• [WHAT IS NEEDED]: Give the number of lines in the listing below that include the word "icon", with nothing more.

• [EXERCISE INPUTS]:
* * * * *

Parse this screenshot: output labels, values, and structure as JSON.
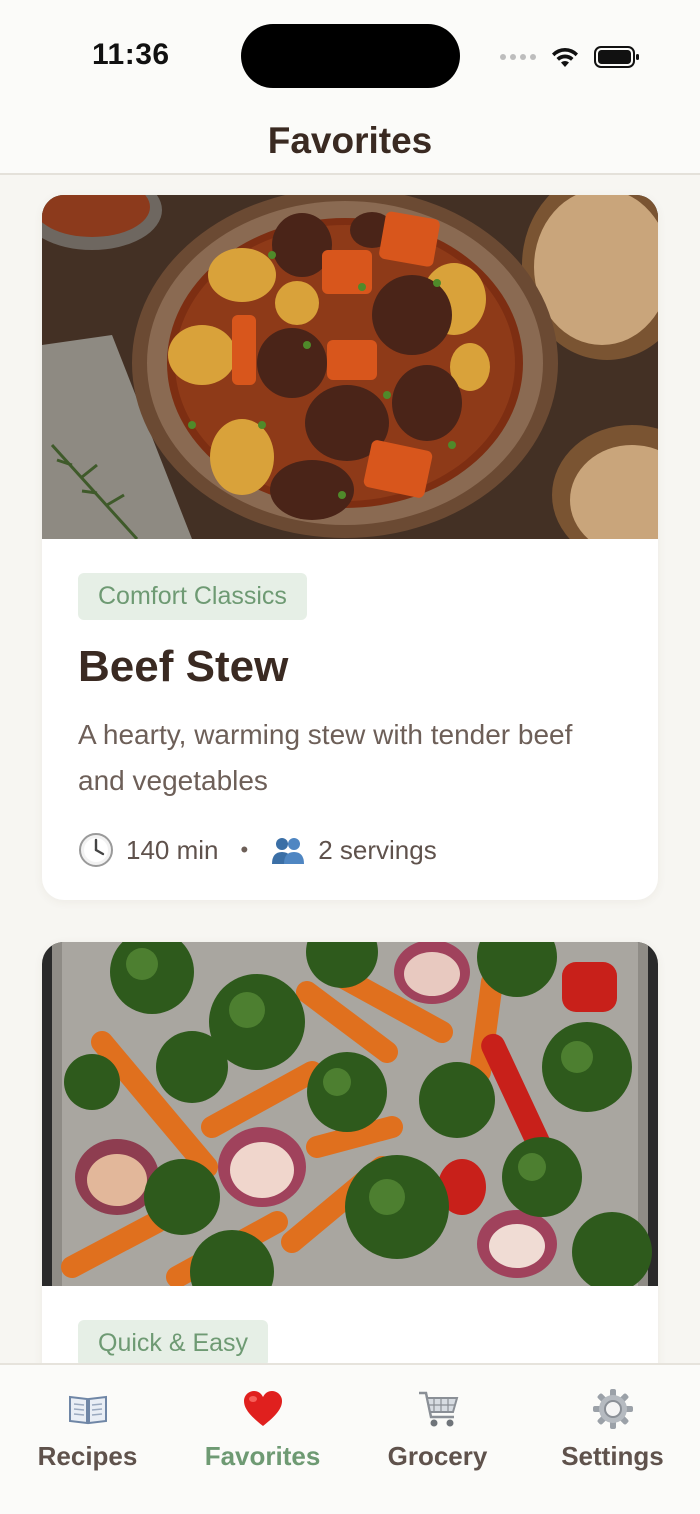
{
  "status_bar": {
    "time": "11:36"
  },
  "header": {
    "title": "Favorites"
  },
  "recipes": [
    {
      "category": "Comfort Classics",
      "title": "Beef Stew",
      "description": "A hearty, warming stew with tender beef and vegetables",
      "time": "140 min",
      "servings": "2 servings",
      "image": "beef-stew-photo"
    },
    {
      "category": "Quick & Easy",
      "image": "roasted-vegetables-photo"
    }
  ],
  "tabs": [
    {
      "label": "Recipes",
      "icon": "book-icon",
      "active": false
    },
    {
      "label": "Favorites",
      "icon": "heart-icon",
      "active": true
    },
    {
      "label": "Grocery",
      "icon": "cart-icon",
      "active": false
    },
    {
      "label": "Settings",
      "icon": "gear-icon",
      "active": false
    }
  ],
  "colors": {
    "accent": "#6e9a73",
    "badge_bg": "#e6efe6",
    "title_text": "#3a2a22",
    "background": "#f7f6f2"
  }
}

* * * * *

• [SOLUTION BELOW]: 4